I had to make sure I wasn’t imagining things, so I had my wife listen to a song. She had a different explanation. In her words, everything — every single thing — was incredibly clear. Every individual element in the song is distinct and detailed. I agree with that: this headphone takes your 720p song and makes it 4K.
If it sounds like I’m being effusive, I am. I’ve heard and reviewed headphones that cost substantially more and I’ve never heard explode what I’m listening to in this way. The soundstage is wide, but isn’t the widest I’ve heard. Yet, the layers are distinct in a way that is completely atypical in the $500 and less world in which I live in. Maybe this is what more expensive headphones sound like. Maybe I’m naive. But I can’t imagine a headphone sounding that much better than what the Sundara delivers. It truly is that good.
I spent the better part of this week listening to PVRIS’s new album, Use Me. It wasn’t the first time I’d heard it. I’ve been jamming to it since it came out last month. But, in a way, it was like hearing it for the first time. The acoustic strumming on Loveless has the kind of real-life clarity and detail that makes you feel like you’re there. The bass isn’t overstated, and some people might even find it too recessed for a premium planar, but I found it to be almost electric. I like bass, but what I want more than anything is to hear every part of my music come together into a beautiful (which, is the meaning of Sundara, by the by) cohesive whole. No part should overwhelm any other and that’s exactly what happens here.

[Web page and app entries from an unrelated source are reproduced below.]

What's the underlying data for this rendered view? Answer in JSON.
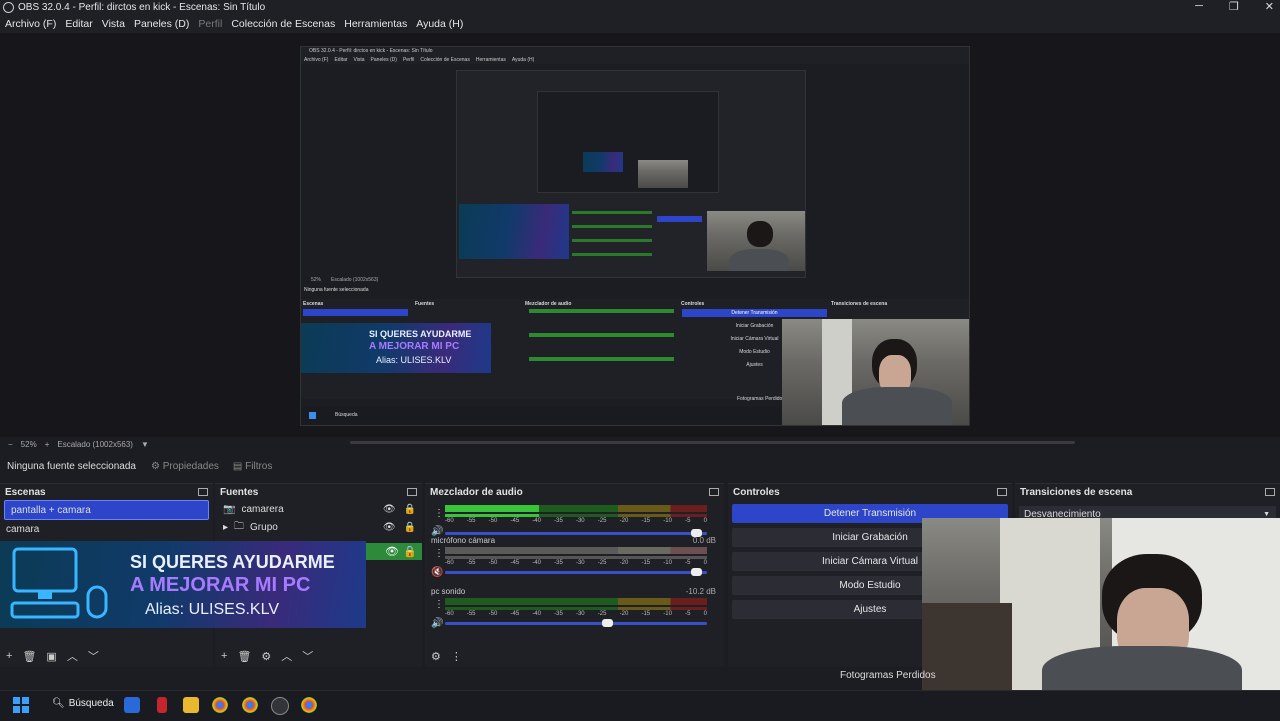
{
  "window": {
    "title": "OBS 32.0.4 - Perfil: dirctos en kick - Escenas: Sin Título",
    "controls": [
      "─",
      "❐",
      "✕"
    ]
  },
  "menu": [
    "Archivo (F)",
    "Editar",
    "Vista",
    "Paneles (D)",
    "Perfil",
    "Colección de Escenas",
    "Herramientas",
    "Ayuda (H)"
  ],
  "nested_preview": {
    "title": "OBS 32.0.4 - Perfil: dirctos en kick - Escenas: Sin Título",
    "menu": [
      "Archivo (F)",
      "Editar",
      "Vista",
      "Paneles (D)",
      "Perfil",
      "Colección de Escenas",
      "Herramientas",
      "Ayuda (H)"
    ],
    "zoom_text": "52%",
    "scale_text": "Escalado (1002x563)",
    "no_source": "Ninguna fuente seleccionada",
    "scenes_head": "Escenas",
    "sources_head": "Fuentes",
    "mixer_head": "Mezclador de audio",
    "controls_head": "Controles",
    "transitions_head": "Transiciones de escena",
    "ctl": [
      "Detener Transmisión",
      "Iniciar Grabación",
      "Iniciar Cámara Virtual",
      "Modo Estudio",
      "Ajustes"
    ],
    "fps": "Fotogramas Perdidos",
    "search": "Búsqueda"
  },
  "statusrow": {
    "zoom": "52%",
    "scale": "Escalado (1002x563)"
  },
  "properties_row": {
    "selection": "Ninguna fuente seleccionada",
    "props": "Propiedades",
    "filters": "Filtros"
  },
  "scenes": {
    "title": "Escenas",
    "items": [
      "pantalla + camara",
      "camara"
    ]
  },
  "sources": {
    "title": "Fuentes",
    "items": [
      "camarera",
      "Grupo"
    ]
  },
  "mixer": {
    "title": "Mezclador de audio",
    "channels": [
      {
        "name": "",
        "db": "",
        "level": 0.36,
        "volume": 0.98
      },
      {
        "name": "micrófono cámara",
        "db": "0.0 dB",
        "level": 0.0,
        "volume": 0.98
      },
      {
        "name": "pc sonido",
        "db": "-10.2 dB",
        "level": 0.0,
        "volume": 0.64
      }
    ],
    "ticks": [
      "-60",
      "-55",
      "-50",
      "-45",
      "-40",
      "-35",
      "-30",
      "-25",
      "-20",
      "-15",
      "-10",
      "-5",
      "0"
    ]
  },
  "controls": {
    "title": "Controles",
    "buttons": [
      "Detener Transmisión",
      "Iniciar Grabación",
      "Iniciar Cámara Virtual",
      "Modo Estudio",
      "Ajustes"
    ]
  },
  "transitions": {
    "title": "Transiciones de escena",
    "selected": "Desvanecimiento"
  },
  "banner": {
    "line1": "SI QUERES AYUDARME",
    "line2": "A MEJORAR MI PC",
    "line3": "Alias: ULISES.KLV"
  },
  "fps": "Fotogramas Perdidos",
  "taskbar": {
    "search": "Búsqueda"
  },
  "colors": {
    "accent": "#2d46c9",
    "meter_green": "#3ac43a"
  }
}
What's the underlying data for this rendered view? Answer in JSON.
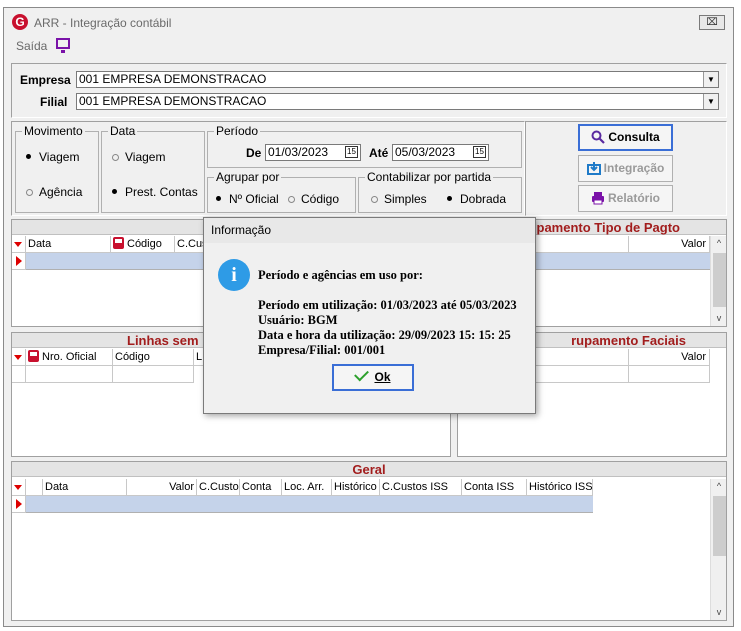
{
  "window": {
    "title": "ARR - Integração contábil",
    "close_label": "⌧"
  },
  "menu": {
    "saida": "Saída"
  },
  "empresa": {
    "label": "Empresa",
    "value": "001 EMPRESA DEMONSTRACAO"
  },
  "filial": {
    "label": "Filial",
    "value": "001 EMPRESA DEMONSTRACAO"
  },
  "movimento": {
    "title": "Movimento",
    "options": [
      "Viagem",
      "Agência"
    ],
    "selected": "Viagem"
  },
  "data_group": {
    "title": "Data",
    "options": [
      "Viagem",
      "Prest. Contas"
    ],
    "selected": "Prest. Contas"
  },
  "periodo": {
    "title": "Período",
    "de_label": "De",
    "de_value": "01/03/2023",
    "ate_label": "Até",
    "ate_value": "05/03/2023",
    "calendar_label": "15"
  },
  "agrupar": {
    "title": "Agrupar por",
    "options": [
      "Nº Oficial",
      "Código"
    ],
    "selected": "Nº Oficial"
  },
  "contabilizar": {
    "title": "Contabilizar por partida",
    "options": [
      "Simples",
      "Dobrada"
    ],
    "selected": "Dobrada"
  },
  "buttons": {
    "consulta": "Consulta",
    "integracao": "Integração",
    "relatorio": "Relatório"
  },
  "panel_top_left": {
    "columns": [
      "Data",
      "Código",
      "C.Cus"
    ]
  },
  "panel_top_right": {
    "title": "pamento Tipo de Pagto",
    "columns": [
      "Valor"
    ]
  },
  "panel_mid_left": {
    "title": "Linhas sem",
    "columns": [
      "Nro. Oficial",
      "Código",
      "L"
    ]
  },
  "panel_mid_right": {
    "title": "rupamento Faciais",
    "columns": [
      "Valor"
    ]
  },
  "panel_geral": {
    "title": "Geral",
    "columns": [
      "Data",
      "Valor",
      "C.Custo",
      "Conta",
      "Loc. Arr.",
      "Histórico",
      "C.Custos ISS",
      "Conta ISS",
      "Histórico ISS"
    ]
  },
  "dialog": {
    "title": "Informação",
    "heading": "Período e agências em uso por:",
    "lines": [
      "Período em utilização: 01/03/2023 até 05/03/2023",
      "Usuário: BGM",
      "Data e hora da utilização: 29/09/2023 15: 15: 25",
      "Empresa/Filial: 001/001"
    ],
    "ok_label": "Ok"
  },
  "colors": {
    "header_red": "#a21d1d",
    "selection": "#c5d3ea",
    "accent": "#3a6ed6",
    "brand": "#c8102e"
  }
}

I also have been spending my last days in Call of Duty: Warzone. The soundstage and positionality are excellent. As I mentioned, the soundstage is wide but not the widest you’ll find in an open-back. It’s a bit like you’re in a large bubble. That, combined with the outstanding stretching of the different layers draws out the positioning of enemies and really makes you feel you’re in a 3D space and the sound cues are happening around you. It’s immersive and a perfect fit for competitive or RPG gaming.
The only thing I wish the Sundara had was some kind of microphone. But, waste no time, set up a ModMic or take advantage of the detachable cable with a V-Moda Boom Pro, and have the best of both worlds: audiophile sound and stream-worthy vocal capture.
Are the Sundara’s perfect? No, and no headphone is. What I appreciate here, that reference sound that pulls apart each element, may not be your cup of tea, especially if you’re big into bass. But, for me, the Sundara’s haven’t just impressed me, they’ve become my new favorite headphone, even dethroning my beloved Drop x Beyerdynamic 177X Go while coming in $100 less. This is a headphone that is almost addictively good. It has reinvigorated my love of music, given me an edge in games, and put to shame every example of virtual surround sound incorporated into headsets today. If you've never experienced a high-end planar, this is an option that will leave you surprised at just what a good headphone can do. At $500, it would be impressive. At $350, it's shockingly good.
The product described in this article was provided by the manufacturer for evaluation purposes.